Medea, written by Euripides, is the last major Greek Tragedy that represents the power man has over his life but turns for the worse due to failed initiation. Jason, the husband of Medea, determines his fate and downfall specifically because of his faults. Jason s greediness leads to his power hungry mind where he wants too much prestige and domination, as he is the heir to King Creon, and future king of Greece. Once again, flaws become a major destructive source for the protagonist as Jason leaves his wife for King Creon of Cornith’s daughter, disregarding all that Medea has done for him. As a result, Medea horrendously murders their two sons for she does not want them to be in the environment of such inhumane actions, and later, murders Jason s new wife. As a result, Jason is left all alone simply because of failed initiation of his ego and pride, as well as, over excessive arrogance and overly self-confident nature. Here too, Jason s untimely fate kicks in all because of his failed initiation.
In conclusion, throughout the history of human thought, man has struggled with the question of whether man is a meaningless pawn on a chessboard controlled by universal forces, or does he have power over his own fate based on his successful initiation of the self? Both, Plato and Aristotle, acknowledged the existence in the universe of certain laws of the gods that must be obeyed, yet they were not willing to give all of the power of one’s fate to these universal forces. They strongly believed man has to have free will since, otherwise, man would be left with no responsibility of his own actions to enjoy successful liberation or even downfalls. The followers of Plato and Aristotle inevitably included the philosophers’ ideas in their writings. First, in Oedipus the King, Oedipus fails initiatory progress by being irrational, arrogant, and, above all, impetuous thus causing his predicted fate to take control. Second, in Antigone, Creon s hubris and ego causes him to experience negative initiation and, as a result, once again, his fate overpowers him.

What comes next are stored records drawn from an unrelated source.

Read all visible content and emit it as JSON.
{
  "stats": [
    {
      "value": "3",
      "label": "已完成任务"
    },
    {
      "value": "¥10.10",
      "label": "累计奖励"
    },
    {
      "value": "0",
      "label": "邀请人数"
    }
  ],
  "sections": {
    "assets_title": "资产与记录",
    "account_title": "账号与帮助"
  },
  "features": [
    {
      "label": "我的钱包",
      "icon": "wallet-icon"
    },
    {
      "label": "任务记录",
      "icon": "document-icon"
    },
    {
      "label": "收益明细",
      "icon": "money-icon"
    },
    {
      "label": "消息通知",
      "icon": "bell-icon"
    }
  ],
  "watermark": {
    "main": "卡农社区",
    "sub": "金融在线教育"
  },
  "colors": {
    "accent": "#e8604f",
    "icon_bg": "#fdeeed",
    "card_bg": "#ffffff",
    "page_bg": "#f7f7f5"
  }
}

Last, in Medea, Jason s greediness leads to his own unfortunate and fateful demise because of his failed initiation. In sum, the infamous Greek tragedies of Oedipus, in Oedipus the King, Creon, in Antigone, and Jason, in Medea, demonstrate how fate is a product of character flaws that deprive successful liberation, transformation and initiation of the self. Otherwise, man is in fact free to cut his own destiny.